A blog – A blog is a valuable traffic driver for some businesses. It allows you to inform, educate and capture the attention of customers even while they are out of the ‘buying mode’. A great example is Econsultancy and Moz.com’s respective blogs. Both have established themselves as subject matter experts and thought leaders within digital marketing.
If your business provides a niche product or unique service, blogging is a great tool to use as part of your marketing strategy. It also provides you with valuable content to share on your social media channels. The key however is providing value in whatever type of content you decide to produce.
There’s a host of other networks that have sprung up such as Pinterest, Snapchat, Vine, Instagram, etc. Each one offers a unique feature that companies can leverage in different ways. It’s just up to you to figure out the best way you can relate to the network’s user base without alienating your existing customers.
4. What does success look like?
ROI (return on investment) of social media is one of those words that every CEO tends to ask for when defining the success of any initiative. Using the strictest definition of the word, ROI is the net profits divided by costs. But how do we attribute monetary value to online interactions? Are retailers seeing dollars immediately after a fan likes their update on Facebook? Do airlines sell more seats by responding to questions on Twitter? The truth is, ROI measurement is still evolving.
It’s not that the impact of social media isn’t measurable. It’s the most data rich tool in your marketing arsenal so there is a ton of information you can use to benchmark and measure to your heart’s content. However, there also plenty of confounding variables that contribute to a single purchase decision. So instead of focusing on tracking the ROI of social media to measure your success, focus on having measurable goals.
For an organisation, success can be in terms of growth in membership and online interactions, which could then translate to increased event attendance. For service provider, success could be an increase in favourable company reviews as support queries are dealt with on Twitter. For a one-man consultancy, success could be an increase in leads off the back of a single blog post. For an HR team, success could be measured from the number of online applications coming from a social network.
If you didn’t set measurable goals at the start no amount of social media analytics will tell you how successful you are. Achieving a 3% engagement on LinkedIn is arbitrary of measure of your success if it was never established as a goal.
5. What are the potential pitfalls?
There is no way of planning every single step and misstep during a campaign. But, identifying and planning around the possible pitfalls will help in the long run. Always have a contingency plan.
Identifying the pitfalls during the planning stage immediately lowers the risks. Even the most well intentioned social media initiative can backfire and turn into a huge PR disaster when you fail to consider worst-case scenarios of a public backlash. Social media campaigns offer companies a lot of bandwidth for interacting with the public directly. However, some pitfalls are just too risky to justify.
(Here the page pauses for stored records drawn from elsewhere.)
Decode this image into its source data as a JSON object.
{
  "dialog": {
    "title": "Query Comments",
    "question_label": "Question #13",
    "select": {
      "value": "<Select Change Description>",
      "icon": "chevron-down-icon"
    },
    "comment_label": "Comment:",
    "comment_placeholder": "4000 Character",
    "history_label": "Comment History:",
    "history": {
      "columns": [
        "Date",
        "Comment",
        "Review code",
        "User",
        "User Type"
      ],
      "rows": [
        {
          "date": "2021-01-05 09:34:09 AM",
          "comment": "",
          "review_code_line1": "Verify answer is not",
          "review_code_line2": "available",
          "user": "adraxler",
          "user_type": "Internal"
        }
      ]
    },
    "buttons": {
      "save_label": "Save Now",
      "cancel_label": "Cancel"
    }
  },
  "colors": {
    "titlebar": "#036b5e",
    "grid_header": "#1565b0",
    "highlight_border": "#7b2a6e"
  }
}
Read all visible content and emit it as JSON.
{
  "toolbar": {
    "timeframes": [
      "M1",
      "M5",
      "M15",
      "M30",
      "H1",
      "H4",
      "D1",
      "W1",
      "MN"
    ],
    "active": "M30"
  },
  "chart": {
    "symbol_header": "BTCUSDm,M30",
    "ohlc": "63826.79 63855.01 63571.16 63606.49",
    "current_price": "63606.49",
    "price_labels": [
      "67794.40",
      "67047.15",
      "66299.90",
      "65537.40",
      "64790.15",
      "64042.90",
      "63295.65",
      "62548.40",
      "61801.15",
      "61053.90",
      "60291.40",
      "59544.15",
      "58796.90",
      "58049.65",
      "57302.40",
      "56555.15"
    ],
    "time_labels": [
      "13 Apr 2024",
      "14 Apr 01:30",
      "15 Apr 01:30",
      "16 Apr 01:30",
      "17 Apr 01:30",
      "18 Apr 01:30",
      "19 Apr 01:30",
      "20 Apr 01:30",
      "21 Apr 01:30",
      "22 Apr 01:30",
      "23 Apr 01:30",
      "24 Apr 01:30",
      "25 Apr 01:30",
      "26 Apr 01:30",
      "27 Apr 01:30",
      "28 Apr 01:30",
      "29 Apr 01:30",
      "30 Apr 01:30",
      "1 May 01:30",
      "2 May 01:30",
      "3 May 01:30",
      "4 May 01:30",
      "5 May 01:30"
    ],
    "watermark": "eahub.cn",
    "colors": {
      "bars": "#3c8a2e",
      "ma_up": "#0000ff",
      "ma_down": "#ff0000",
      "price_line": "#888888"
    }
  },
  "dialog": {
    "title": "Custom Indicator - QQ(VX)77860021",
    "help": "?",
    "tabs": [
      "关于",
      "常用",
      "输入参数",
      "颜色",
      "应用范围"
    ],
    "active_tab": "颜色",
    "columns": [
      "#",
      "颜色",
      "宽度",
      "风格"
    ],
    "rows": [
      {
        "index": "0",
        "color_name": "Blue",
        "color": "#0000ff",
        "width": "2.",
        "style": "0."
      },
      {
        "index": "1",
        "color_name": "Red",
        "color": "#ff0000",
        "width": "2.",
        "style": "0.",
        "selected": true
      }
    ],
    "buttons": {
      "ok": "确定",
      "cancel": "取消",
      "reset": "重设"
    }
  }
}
Even if you know you’ll be working with a social media agency, it’s important that you have an idea of how to answer the questions above. This not only saves you time in the process but will also help the agency understand what you want to achieve from your partnership.